-- Task brief --
An exact copy of every entry is needed, with the images left out.
____
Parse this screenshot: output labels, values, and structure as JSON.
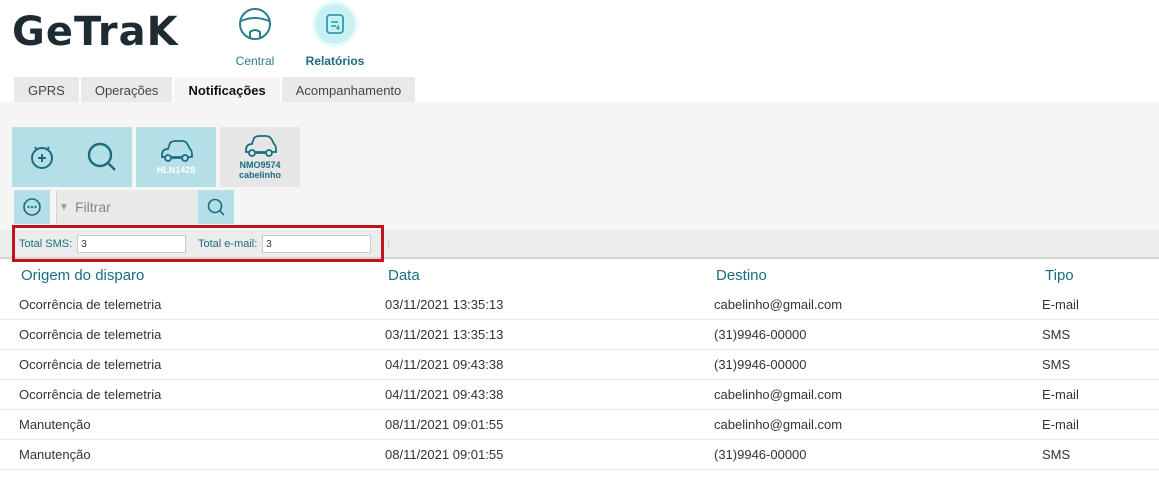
{
  "logo": "GeTraK",
  "nav": {
    "central": "Central",
    "relatorios": "Relatórios"
  },
  "tabs": [
    "GPRS",
    "Operações",
    "Notificações",
    "Acompanhamento"
  ],
  "active_tab": "Notificações",
  "vehicles": [
    {
      "plate": "HLN1428",
      "name": ""
    },
    {
      "plate": "NMO9574",
      "name": "cabelinho"
    }
  ],
  "filter": {
    "placeholder": "Filtrar"
  },
  "totals": {
    "sms_label": "Total SMS:",
    "sms_value": "3",
    "email_label": "Total e-mail:",
    "email_value": "3"
  },
  "table": {
    "headers": [
      "Origem do disparo",
      "Data",
      "Destino",
      "Tipo"
    ],
    "rows": [
      [
        "Ocorrência de telemetria",
        "03/11/2021 13:35:13",
        "cabelinho@gmail.com",
        "E-mail"
      ],
      [
        "Ocorrência de telemetria",
        "03/11/2021 13:35:13",
        "(31)9946-00000",
        "SMS"
      ],
      [
        "Ocorrência de telemetria",
        "04/11/2021 09:43:38",
        "(31)9946-00000",
        "SMS"
      ],
      [
        "Ocorrência de telemetria",
        "04/11/2021 09:43:38",
        "cabelinho@gmail.com",
        "E-mail"
      ],
      [
        "Manutenção",
        "08/11/2021 09:01:55",
        "cabelinho@gmail.com",
        "E-mail"
      ],
      [
        "Manutenção",
        "08/11/2021 09:01:55",
        "(31)9946-00000",
        "SMS"
      ]
    ]
  },
  "colors": {
    "accent": "#1a6d80",
    "button_bg": "#b5dfe6",
    "highlight": "#c0141c"
  },
  "icons": {
    "central": "steering-wheel-icon",
    "relatorios": "report-icon",
    "add": "add-device-icon",
    "search": "search-icon",
    "vehicle": "car-icon",
    "more": "more-icon"
  }
}
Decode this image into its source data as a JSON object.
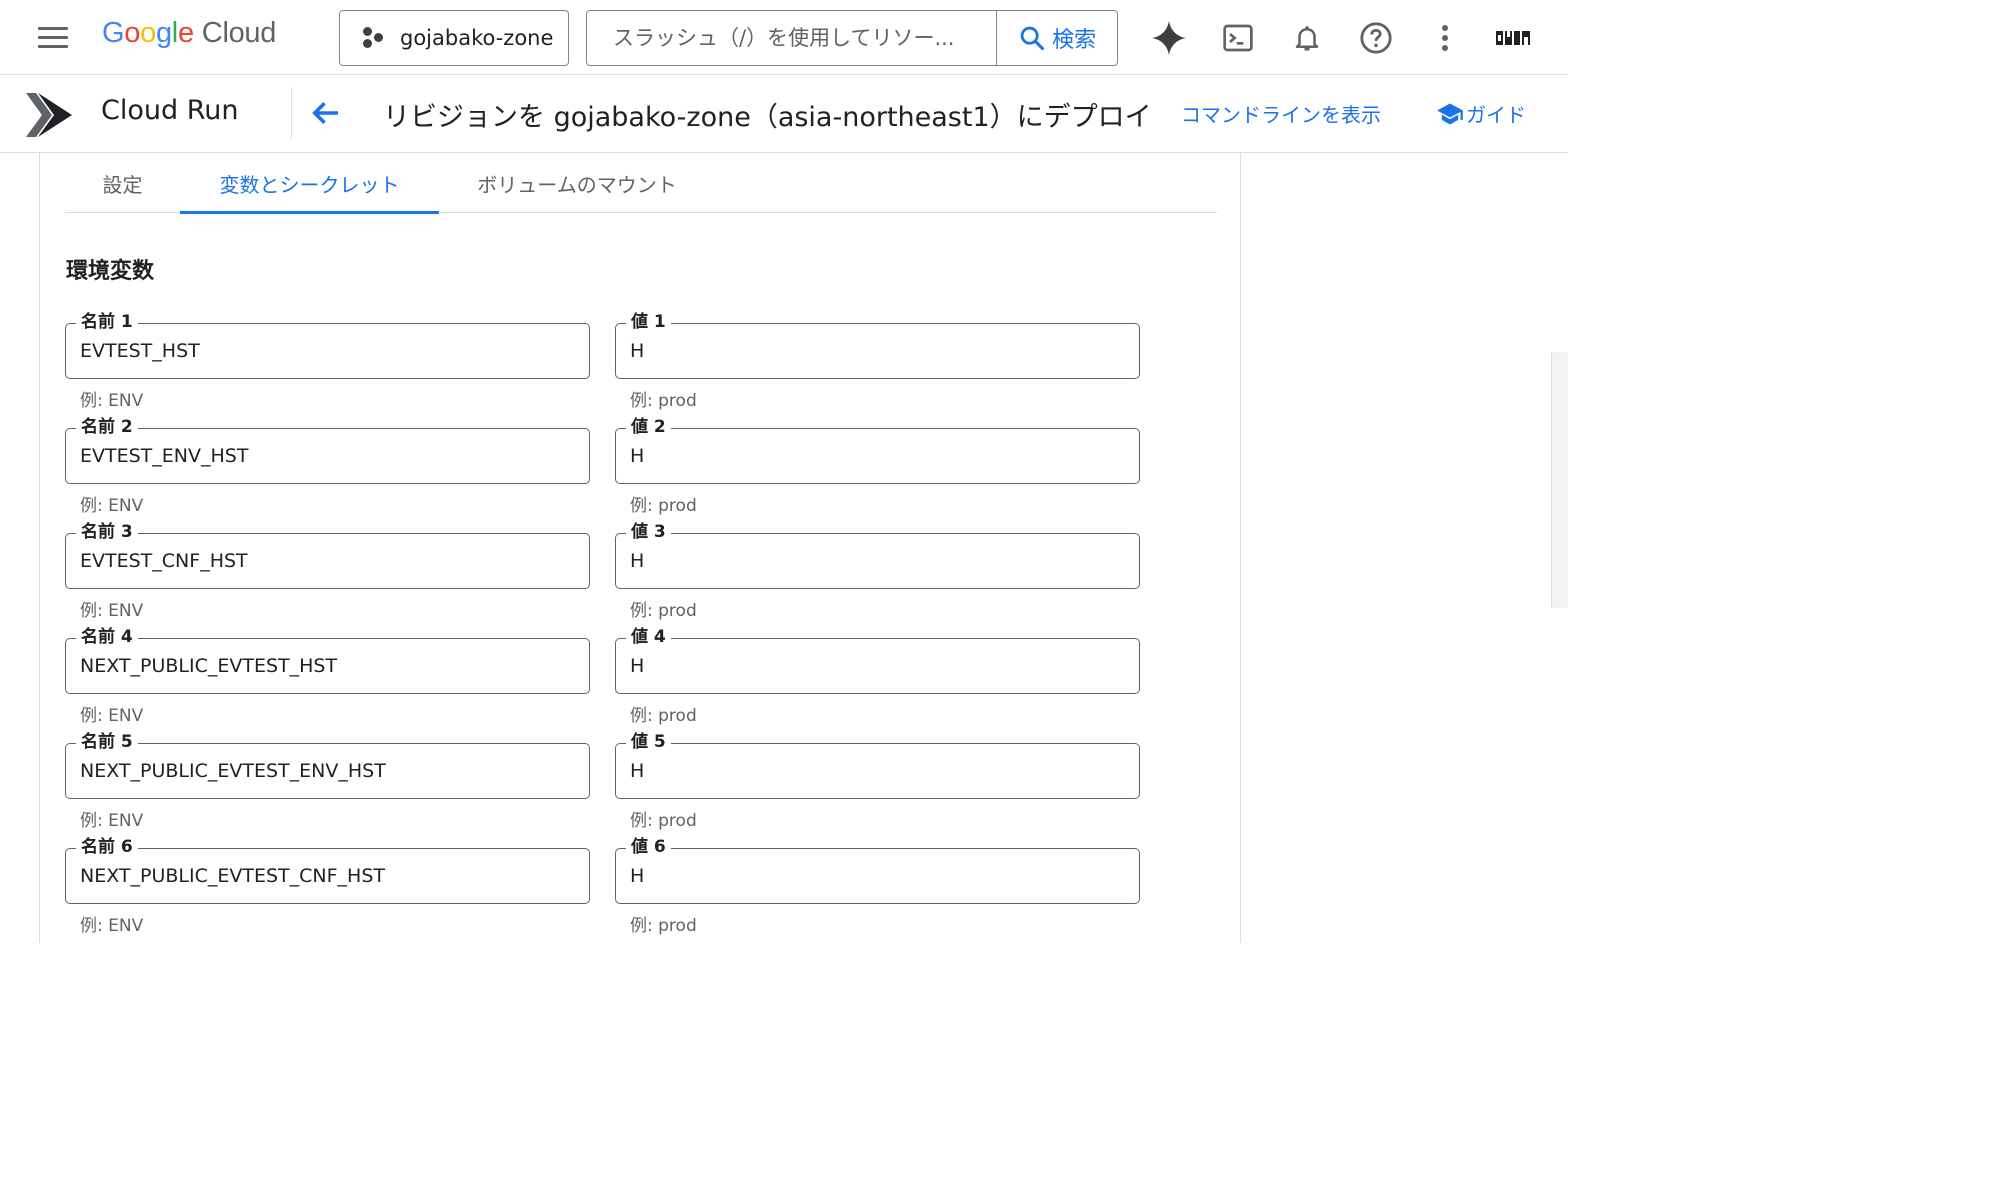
{
  "topbar": {
    "logo_google": "Google",
    "logo_cloud": "Cloud",
    "project": "gojabako-zone",
    "search_placeholder": "スラッシュ（/）を使用してリソー...",
    "search_button": "検索"
  },
  "header": {
    "product": "Cloud Run",
    "title": "リビジョンを gojabako-zone（asia-northeast1）にデプロイ",
    "cmd_link": "コマンドラインを表示",
    "guide_link": "ガイド"
  },
  "tabs": [
    "設定",
    "変数とシークレット",
    "ボリュームのマウント"
  ],
  "section_title": "環境変数",
  "env_vars": [
    {
      "name_label": "名前 1",
      "name": "EVTEST_HST",
      "name_hint": "例: ENV",
      "value_label": "値 1",
      "value": "H",
      "value_hint": "例: prod"
    },
    {
      "name_label": "名前 2",
      "name": "EVTEST_ENV_HST",
      "name_hint": "例: ENV",
      "value_label": "値 2",
      "value": "H",
      "value_hint": "例: prod"
    },
    {
      "name_label": "名前 3",
      "name": "EVTEST_CNF_HST",
      "name_hint": "例: ENV",
      "value_label": "値 3",
      "value": "H",
      "value_hint": "例: prod"
    },
    {
      "name_label": "名前 4",
      "name": "NEXT_PUBLIC_EVTEST_HST",
      "name_hint": "例: ENV",
      "value_label": "値 4",
      "value": "H",
      "value_hint": "例: prod"
    },
    {
      "name_label": "名前 5",
      "name": "NEXT_PUBLIC_EVTEST_ENV_HST",
      "name_hint": "例: ENV",
      "value_label": "値 5",
      "value": "H",
      "value_hint": "例: prod"
    },
    {
      "name_label": "名前 6",
      "name": "NEXT_PUBLIC_EVTEST_CNF_HST",
      "name_hint": "例: ENV",
      "value_label": "値 6",
      "value": "H",
      "value_hint": "例: prod"
    }
  ],
  "colors": {
    "accent": "#1a73e8",
    "google_blue": "#4285f4",
    "google_red": "#ea4335",
    "google_yellow": "#fbbc05",
    "google_green": "#34a853"
  }
}
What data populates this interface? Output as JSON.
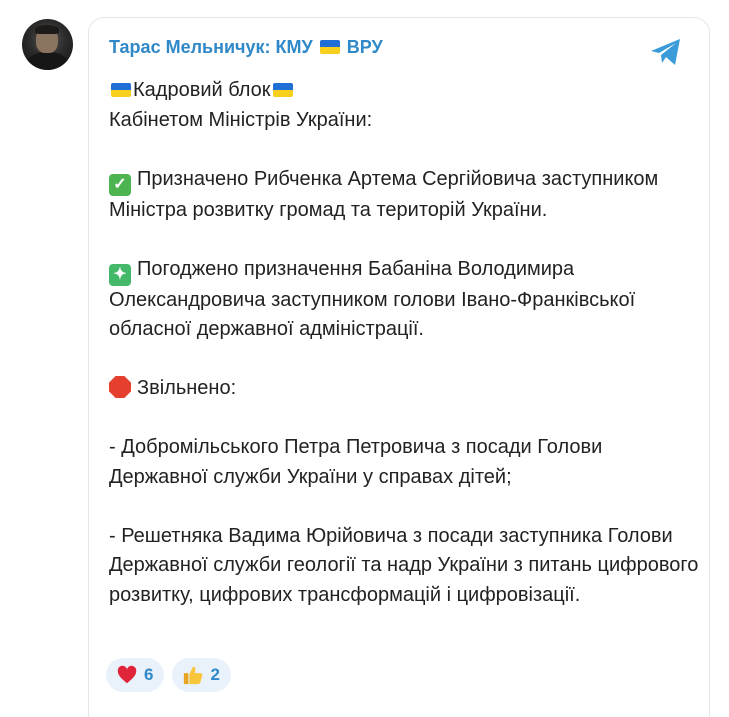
{
  "channel": {
    "name_part1": "Тарас Мельничук: КМУ",
    "name_part2": "ВРУ",
    "flag_icon": "ukraine-flag-icon"
  },
  "message": {
    "header_line1": "Кадровий блок",
    "header_line2": "Кабінетом Міністрів України:",
    "appointed": "Призначено Рибченка Артема Сергійовича заступником Міністра розвитку громад та територій України.",
    "agreed": "Погоджено призначення Бабаніна Володимира Олександровича заступником голови Івано-Франківської обласної державної адміністрації.",
    "dismissed_label": "Звільнено:",
    "dismissed_1": "- Добромільського Петра Петровича з посади Голови Державної служби України у справах дітей;",
    "dismissed_2": "- Решетняка Вадима Юрійовича з посади заступника Голови Державної служби геології та надр України з питань цифрового розвитку, цифрових трансформацій і цифровізації."
  },
  "reactions": [
    {
      "icon": "heart-icon",
      "count": "6"
    },
    {
      "icon": "thumbs-up-icon",
      "count": "2"
    }
  ],
  "colors": {
    "accent": "#2f88c8",
    "reaction_bg": "#e9f2fa",
    "text": "#222222"
  }
}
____
-- Solved exercise --
Parse this screenshot: output labels, values, and structure as JSON.
{
  "logo": "GeTraK",
  "nav": {
    "central": "Central",
    "relatorios": "Relatórios"
  },
  "tabs": [
    "GPRS",
    "Operações",
    "Notificações",
    "Acompanhamento"
  ],
  "active_tab": "Notificações",
  "vehicles": [
    {
      "plate": "HLN1428",
      "name": ""
    },
    {
      "plate": "NMO9574",
      "name": "cabelinho"
    }
  ],
  "filter": {
    "placeholder": "Filtrar"
  },
  "totals": {
    "sms_label": "Total SMS:",
    "sms_value": "3",
    "email_label": "Total e-mail:",
    "email_value": "3"
  },
  "table": {
    "headers": [
      "Origem do disparo",
      "Data",
      "Destino",
      "Tipo"
    ],
    "rows": [
      [
        "Ocorrência de telemetria",
        "03/11/2021 13:35:13",
        "cabelinho@gmail.com",
        "E-mail"
      ],
      [
        "Ocorrência de telemetria",
        "03/11/2021 13:35:13",
        "(31)9946-00000",
        "SMS"
      ],
      [
        "Ocorrência de telemetria",
        "04/11/2021 09:43:38",
        "(31)9946-00000",
        "SMS"
      ],
      [
        "Ocorrência de telemetria",
        "04/11/2021 09:43:38",
        "cabelinho@gmail.com",
        "E-mail"
      ],
      [
        "Manutenção",
        "08/11/2021 09:01:55",
        "cabelinho@gmail.com",
        "E-mail"
      ],
      [
        "Manutenção",
        "08/11/2021 09:01:55",
        "(31)9946-00000",
        "SMS"
      ]
    ]
  },
  "colors": {
    "accent": "#1a6d80",
    "button_bg": "#b5dfe6",
    "highlight": "#c0141c"
  },
  "icons": {
    "central": "steering-wheel-icon",
    "relatorios": "report-icon",
    "add": "add-device-icon",
    "search": "search-icon",
    "vehicle": "car-icon",
    "more": "more-icon"
  }
}
Decode this image into its source data as a JSON object.
{
  "topbar": {
    "logo_google": "Google",
    "logo_cloud": "Cloud",
    "project": "gojabako-zone",
    "search_placeholder": "スラッシュ（/）を使用してリソー...",
    "search_button": "検索"
  },
  "header": {
    "product": "Cloud Run",
    "title": "リビジョンを gojabako-zone（asia-northeast1）にデプロイ",
    "cmd_link": "コマンドラインを表示",
    "guide_link": "ガイド"
  },
  "tabs": [
    "設定",
    "変数とシークレット",
    "ボリュームのマウント"
  ],
  "section_title": "環境変数",
  "env_vars": [
    {
      "name_label": "名前 1",
      "name": "EVTEST_HST",
      "name_hint": "例: ENV",
      "value_label": "値 1",
      "value": "H",
      "value_hint": "例: prod"
    },
    {
      "name_label": "名前 2",
      "name": "EVTEST_ENV_HST",
      "name_hint": "例: ENV",
      "value_label": "値 2",
      "value": "H",
      "value_hint": "例: prod"
    },
    {
      "name_label": "名前 3",
      "name": "EVTEST_CNF_HST",
      "name_hint": "例: ENV",
      "value_label": "値 3",
      "value": "H",
      "value_hint": "例: prod"
    },
    {
      "name_label": "名前 4",
      "name": "NEXT_PUBLIC_EVTEST_HST",
      "name_hint": "例: ENV",
      "value_label": "値 4",
      "value": "H",
      "value_hint": "例: prod"
    },
    {
      "name_label": "名前 5",
      "name": "NEXT_PUBLIC_EVTEST_ENV_HST",
      "name_hint": "例: ENV",
      "value_label": "値 5",
      "value": "H",
      "value_hint": "例: prod"
    },
    {
      "name_label": "名前 6",
      "name": "NEXT_PUBLIC_EVTEST_CNF_HST",
      "name_hint": "例: ENV",
      "value_label": "値 6",
      "value": "H",
      "value_hint": "例: prod"
    }
  ],
  "colors": {
    "accent": "#1a73e8",
    "google_blue": "#4285f4",
    "google_red": "#ea4335",
    "google_yellow": "#fbbc05",
    "google_green": "#34a853"
  }
}
What data populates this interface? Output as JSON.
{
  "channel": {
    "name_part1": "Тарас Мельничук: КМУ",
    "name_part2": "ВРУ",
    "flag_icon": "ukraine-flag-icon"
  },
  "message": {
    "header_line1": "Кадровий блок",
    "header_line2": "Кабінетом Міністрів України:",
    "appointed": "Призначено Рибченка Артема Сергійовича заступником Міністра розвитку громад та територій України.",
    "agreed": "Погоджено призначення Бабаніна Володимира Олександровича заступником голови Івано-Франківської обласної державної адміністрації.",
    "dismissed_label": "Звільнено:",
    "dismissed_1": "- Добромільського Петра Петровича з посади Голови Державної служби України у справах дітей;",
    "dismissed_2": "- Решетняка Вадима Юрійовича з посади заступника Голови Державної служби геології та надр України з питань цифрового розвитку, цифрових трансформацій і цифровізації."
  },
  "reactions": [
    {
      "icon": "heart-icon",
      "count": "6"
    },
    {
      "icon": "thumbs-up-icon",
      "count": "2"
    }
  ],
  "colors": {
    "accent": "#2f88c8",
    "reaction_bg": "#e9f2fa",
    "text": "#222222"
  }
}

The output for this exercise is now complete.